──────── EXCERPTED DATA ────────

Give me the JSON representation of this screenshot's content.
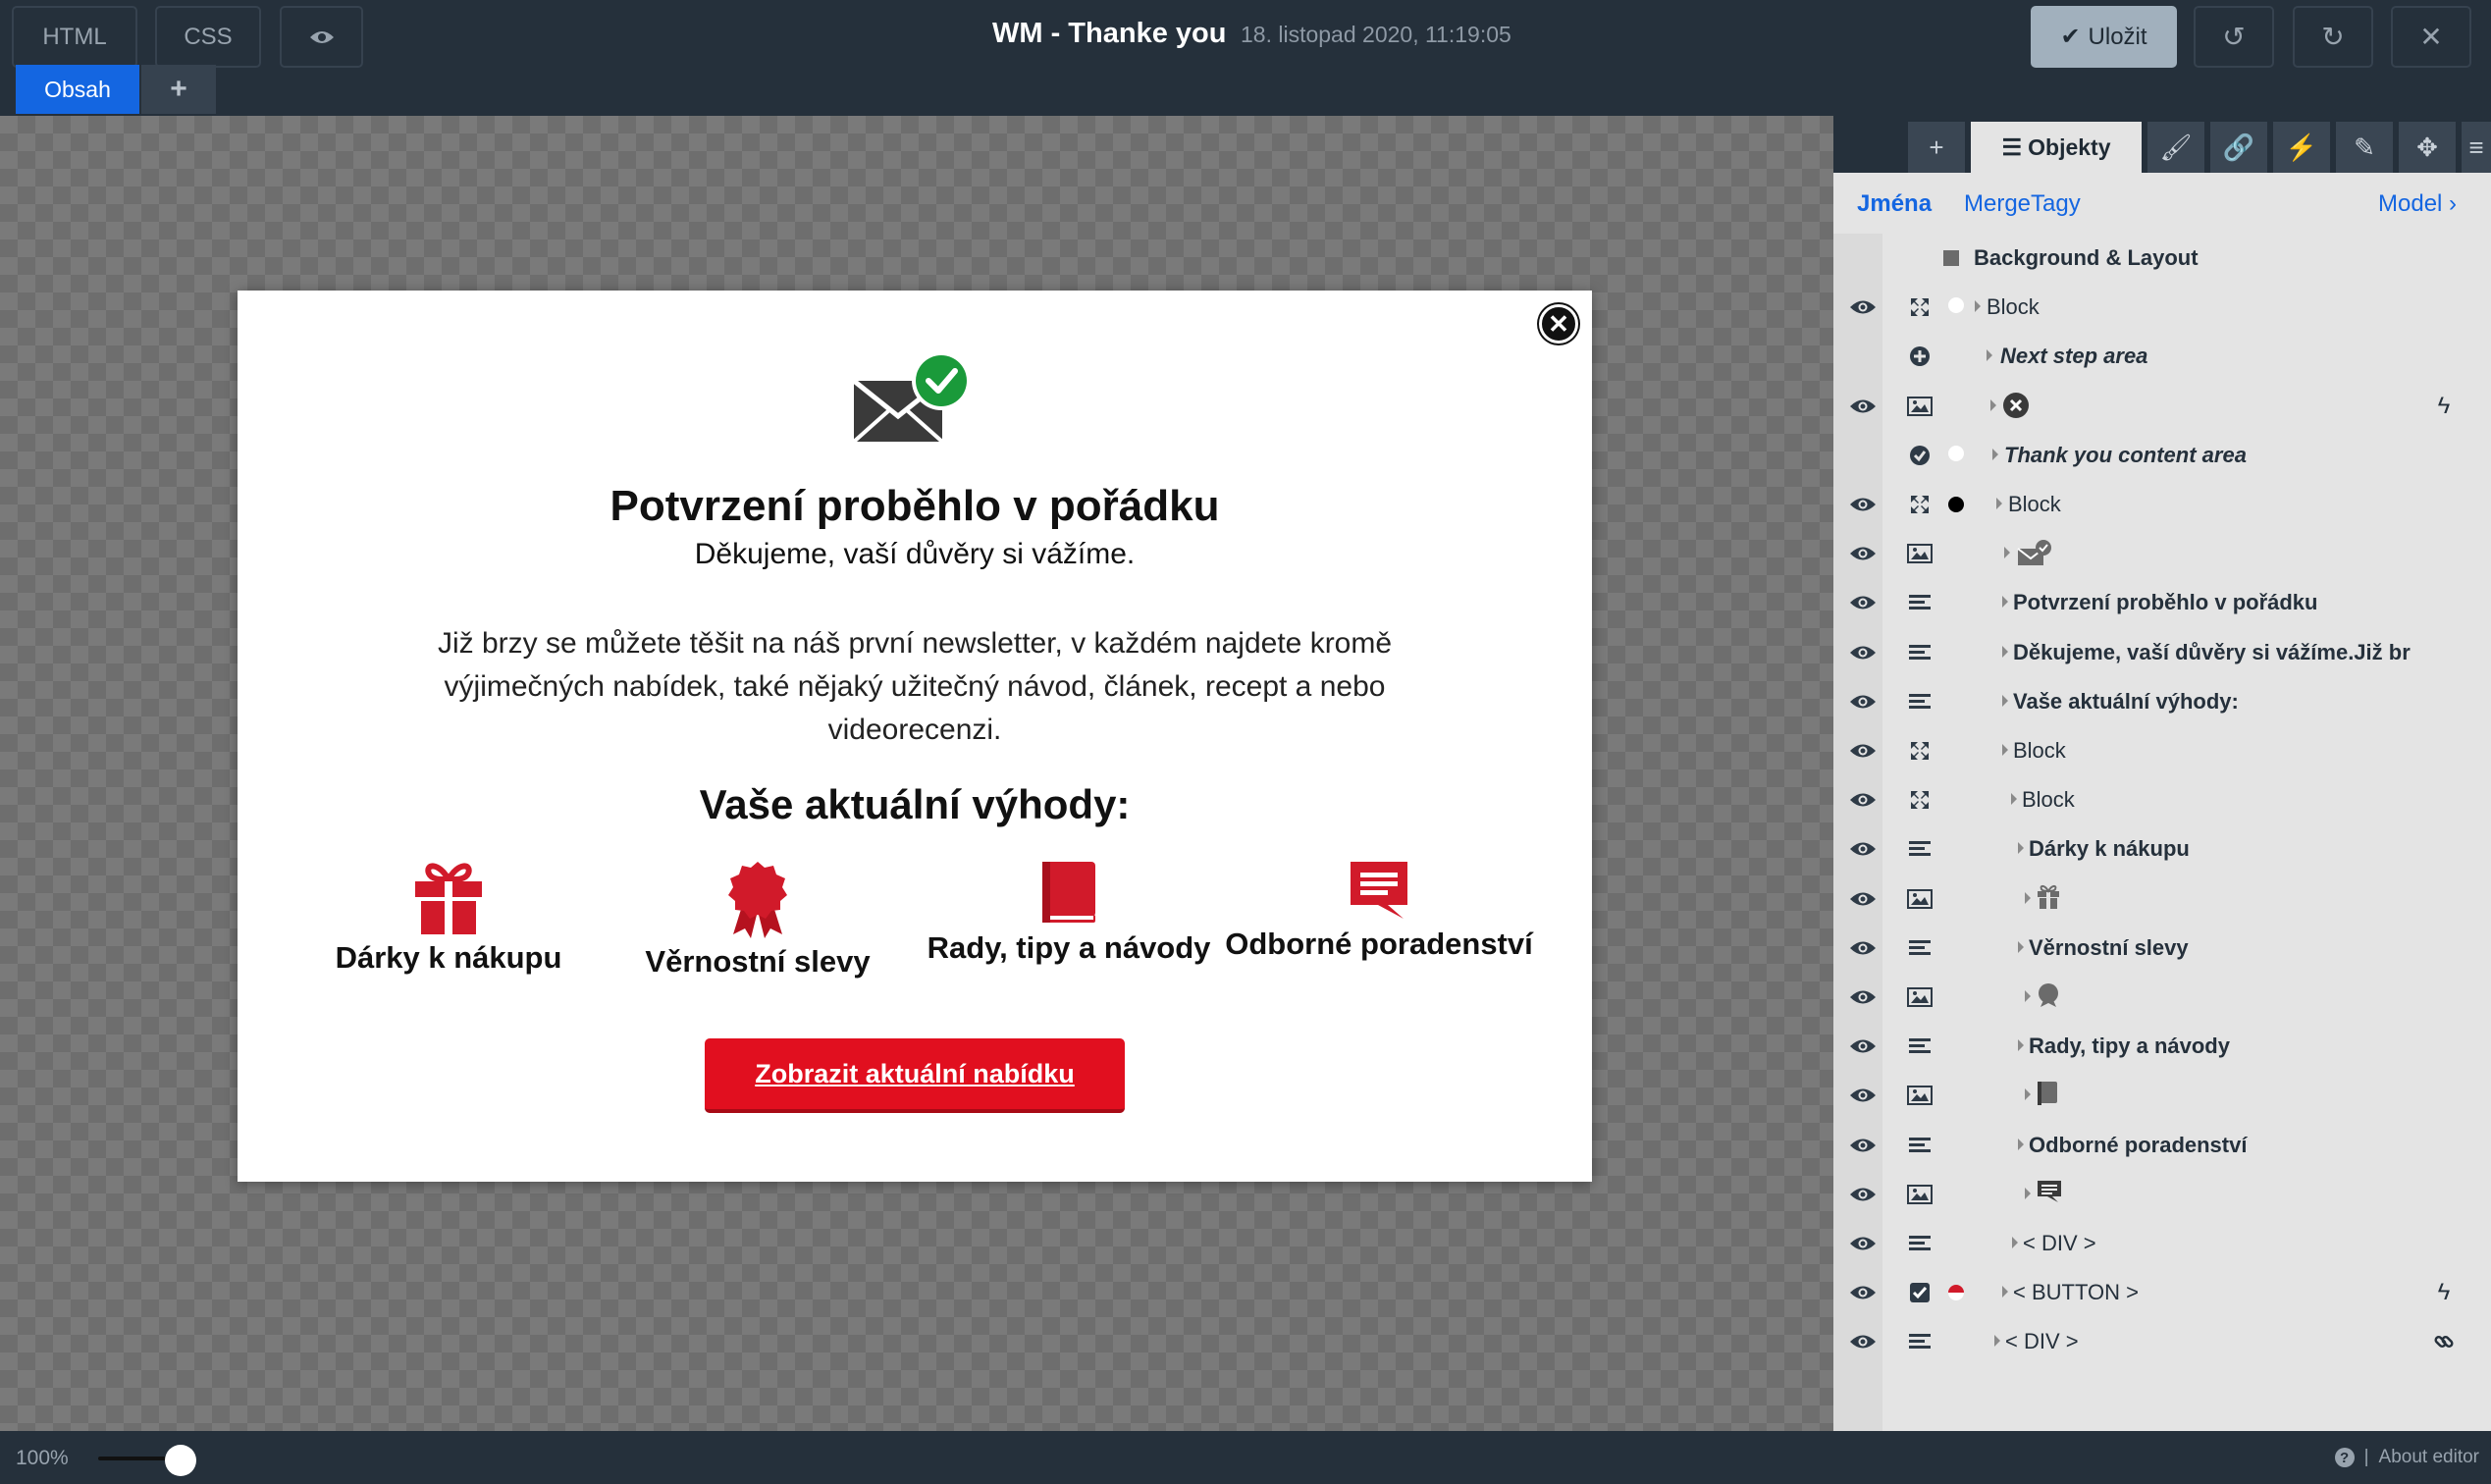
{
  "topbar": {
    "html_tab": "HTML",
    "css_tab": "CSS",
    "title": "WM - Thanke you",
    "date": "18. listopad 2020, 11:19:05",
    "save_label": "Uložit",
    "content_tab": "Obsah",
    "add_tab": "+"
  },
  "popup": {
    "heading": "Potvrzení proběhlo v pořádku",
    "subheading": "Děkujeme, vaší důvěry si vážíme.",
    "paragraph": "Již brzy se můžete těšit na náš první newsletter, v každém najdete kromě výjimečných nabídek, také nějaký užitečný návod, článek, recept a nebo videorecenzi.",
    "benefits_heading": "Vaše aktuální výhody:",
    "benefits": [
      {
        "label": "Dárky k nákupu",
        "icon": "gift-icon"
      },
      {
        "label": "Věrnostní slevy",
        "icon": "rosette-icon"
      },
      {
        "label": "Rady, tipy a návody",
        "icon": "book-icon"
      },
      {
        "label": "Odborné poradenství",
        "icon": "chat-icon"
      }
    ],
    "cta": "Zobrazit aktuální nabídku",
    "accent": "#e10f1f"
  },
  "panel": {
    "active_tab": "Objekty",
    "subnav": {
      "names": "Jména",
      "mergetags": "MergeTagy",
      "model": "Model ›"
    },
    "rows": [
      {
        "name": "Background & Layout",
        "style": "b"
      },
      {
        "name": "Block",
        "style": ""
      },
      {
        "name": "Next step area",
        "style": "i"
      },
      {
        "name": "",
        "style": ""
      },
      {
        "name": "Thank you content area",
        "style": "i"
      },
      {
        "name": "Block",
        "style": ""
      },
      {
        "name": "",
        "style": ""
      },
      {
        "name": "Potvrzení proběhlo v pořádku",
        "style": "b"
      },
      {
        "name": "Děkujeme, vaší důvěry si vážíme.Již br",
        "style": "b"
      },
      {
        "name": "Vaše aktuální výhody:",
        "style": "b"
      },
      {
        "name": "Block",
        "style": ""
      },
      {
        "name": "Block",
        "style": ""
      },
      {
        "name": "Dárky k nákupu",
        "style": "b"
      },
      {
        "name": "",
        "style": ""
      },
      {
        "name": "Věrnostní slevy",
        "style": "b"
      },
      {
        "name": "",
        "style": ""
      },
      {
        "name": "Rady, tipy a návody",
        "style": "b"
      },
      {
        "name": "",
        "style": ""
      },
      {
        "name": "Odborné poradenství",
        "style": "b"
      },
      {
        "name": "",
        "style": ""
      },
      {
        "name": "< DIV >",
        "style": ""
      },
      {
        "name": "< BUTTON >",
        "style": ""
      },
      {
        "name": "< DIV >",
        "style": ""
      }
    ]
  },
  "bottom": {
    "zoom": "100%",
    "about": "About editor"
  }
}
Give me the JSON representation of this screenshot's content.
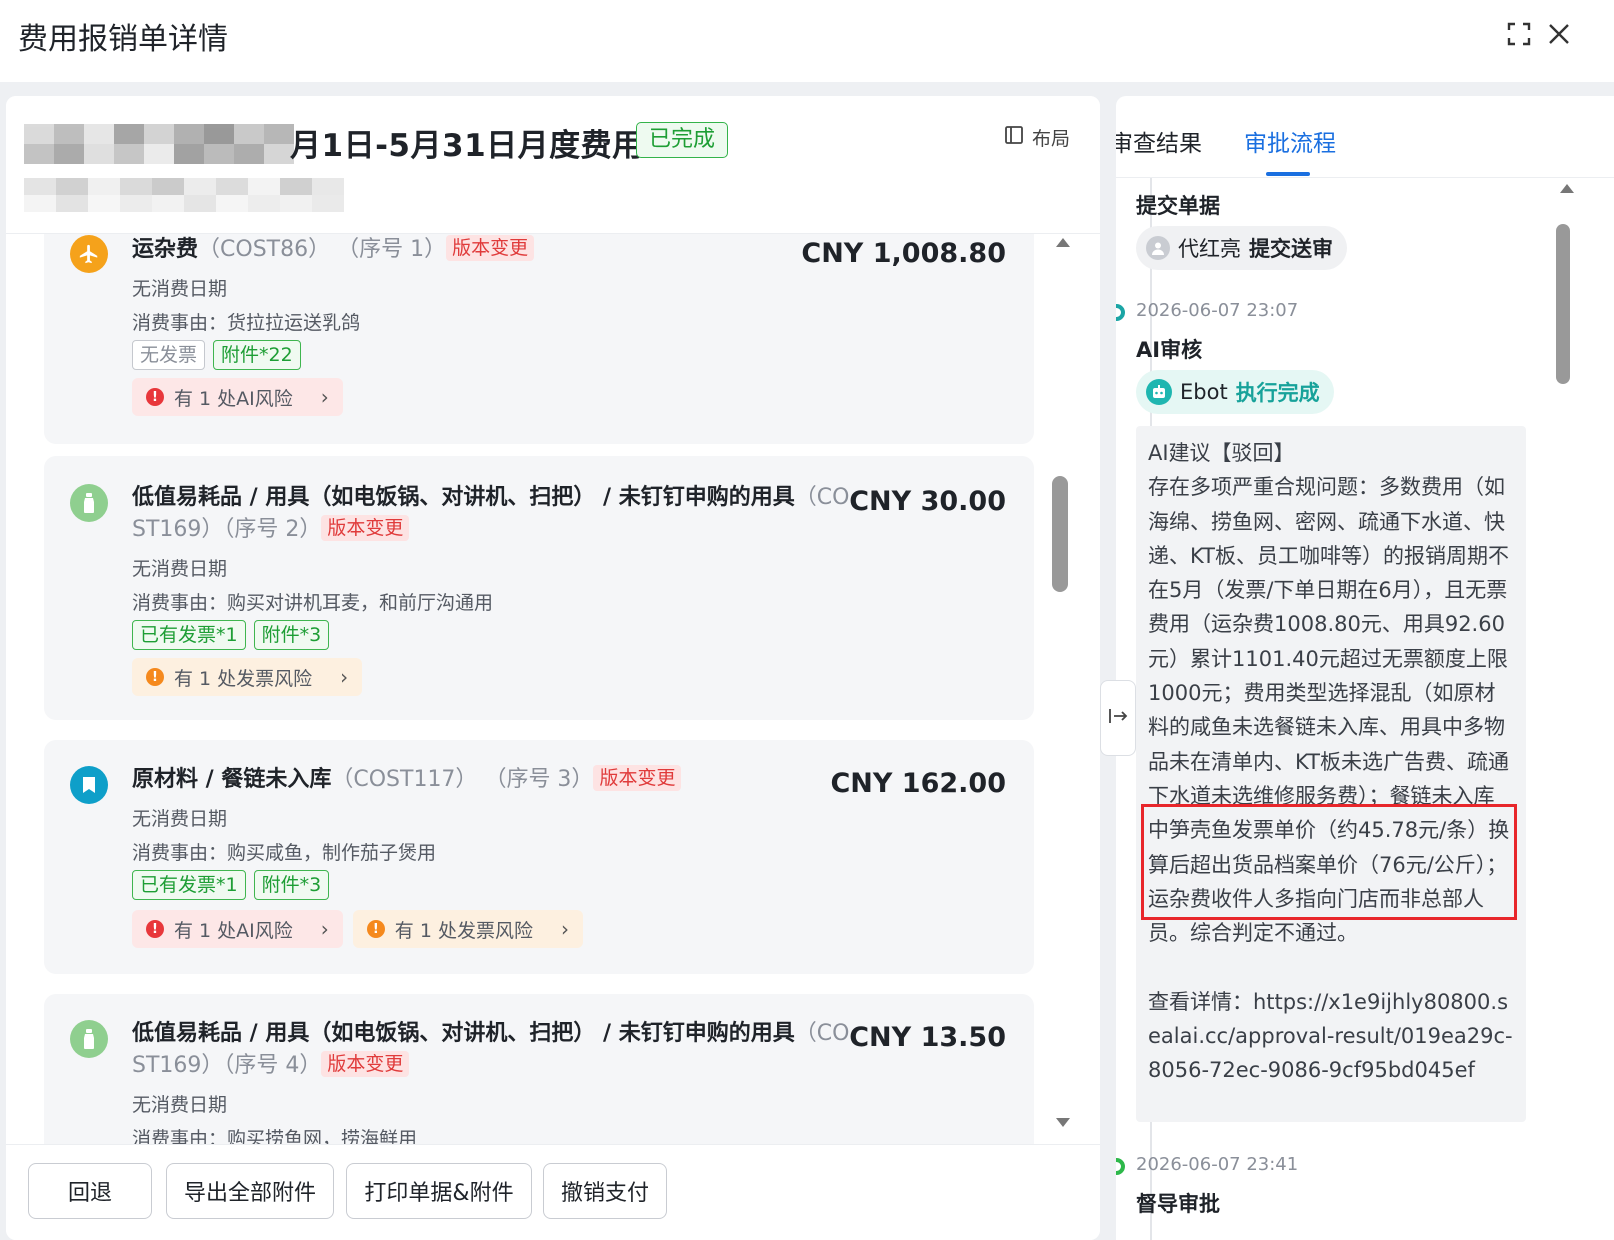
{
  "modal": {
    "title": "费用报销单详情"
  },
  "header": {
    "title_visible": "月1日-5月31日月度费用",
    "status": "已完成",
    "layout_label": "布局"
  },
  "items": [
    {
      "icon": "airplane-icon",
      "icon_color": "#f5a21b",
      "name": "运杂费",
      "code": "（COST86）",
      "seq": "（序号 1）",
      "version_tag": "版本变更",
      "amount": "CNY 1,008.80",
      "date": "无消费日期",
      "reason": "消费事由：货拉拉运送乳鸽",
      "tags": [
        "无发票",
        "附件*22"
      ],
      "risks": [
        "有 1 处AI风险"
      ]
    },
    {
      "icon": "bottle-icon",
      "icon_color": "#8fcf8f",
      "name": "低值易耗品 / 用具（如电饭锅、对讲机、扫把） / 未钉钉申购的用具",
      "code_a": "（CO",
      "code_b": "ST169）",
      "seq": "（序号 2）",
      "version_tag": "版本变更",
      "amount": "CNY 30.00",
      "date": "无消费日期",
      "reason": "消费事由：购买对讲机耳麦，和前厅沟通用",
      "tags": [
        "已有发票*1",
        "附件*3"
      ],
      "risks": [
        "有 1 处发票风险"
      ]
    },
    {
      "icon": "bookmark-icon",
      "icon_color": "#0e9fc9",
      "name": "原材料 / 餐链未入库",
      "code": "（COST117）",
      "seq": "（序号 3）",
      "version_tag": "版本变更",
      "amount": "CNY 162.00",
      "date": "无消费日期",
      "reason": "消费事由：购买咸鱼，制作茄子煲用",
      "tags": [
        "已有发票*1",
        "附件*3"
      ],
      "risks": [
        "有 1 处AI风险",
        "有 1 处发票风险"
      ]
    },
    {
      "icon": "bottle-icon",
      "icon_color": "#8fcf8f",
      "name": "低值易耗品 / 用具（如电饭锅、对讲机、扫把） / 未钉钉申购的用具",
      "code_a": "（CO",
      "code_b": "ST169）",
      "seq": "（序号 4）",
      "version_tag": "版本变更",
      "amount": "CNY 13.50",
      "date": "无消费日期",
      "reason": "消费事由：购买捞鱼网，捞海鲜用"
    }
  ],
  "footer": {
    "buttons": [
      "回退",
      "导出全部附件",
      "打印单据&附件",
      "撤销支付"
    ]
  },
  "right": {
    "tabs": [
      "审查结果",
      "审批流程"
    ],
    "active_tab": "审批流程",
    "timeline": [
      {
        "title": "提交单据",
        "person": "代红亮",
        "action": "提交送审"
      },
      {
        "time": "2026-06-07 23:07",
        "title": "AI审核",
        "person": "Ebot",
        "action": "执行完成",
        "advice": "AI建议【驳回】\n存在多项严重合规问题：多数费用（如海绵、捞鱼网、密网、疏通下水道、快递、KT板、员工咖啡等）的报销周期不在5月（发票/下单日期在6月），且无票费用（运杂费1008.80元、用具92.60元）累计1101.40元超过无票额度上限1000元；费用类型选择混乱（如原材料的咸鱼未选餐链未入库、用具中多物品未在清单内、KT板未选广告费、疏通下水道未选维修服务费）；餐链未入库中笋壳鱼发票单价（约45.78元/条）换算后超出货品档案单价（76元/公斤）；运杂费收件人多指向门店而非总部人员。综合判定不通过。\n\n查看详情：https://x1e9ijhly80800.sealai.cc/approval-result/019ea29c-8056-72ec-9086-9cf95bd045ef"
      },
      {
        "time": "2026-06-07 23:41",
        "title": "督导审批"
      }
    ]
  },
  "colors": {
    "accent": "#1a6fe0",
    "success": "#1e9e35",
    "danger": "#e03b3b",
    "highlight_box": "#e8262b"
  }
}
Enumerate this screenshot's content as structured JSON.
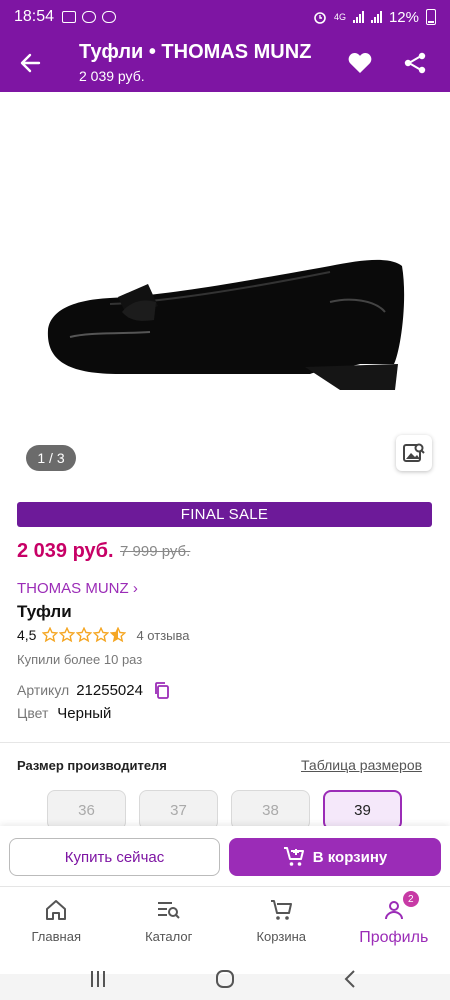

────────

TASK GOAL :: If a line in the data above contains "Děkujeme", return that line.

OUTPUT FOR THIS EXERCISE ::
    "subheading": "Děkujeme, vaší důvěry si vážíme.",
        "name": "Děkujeme, vaší důvěry si vážíme.Již br",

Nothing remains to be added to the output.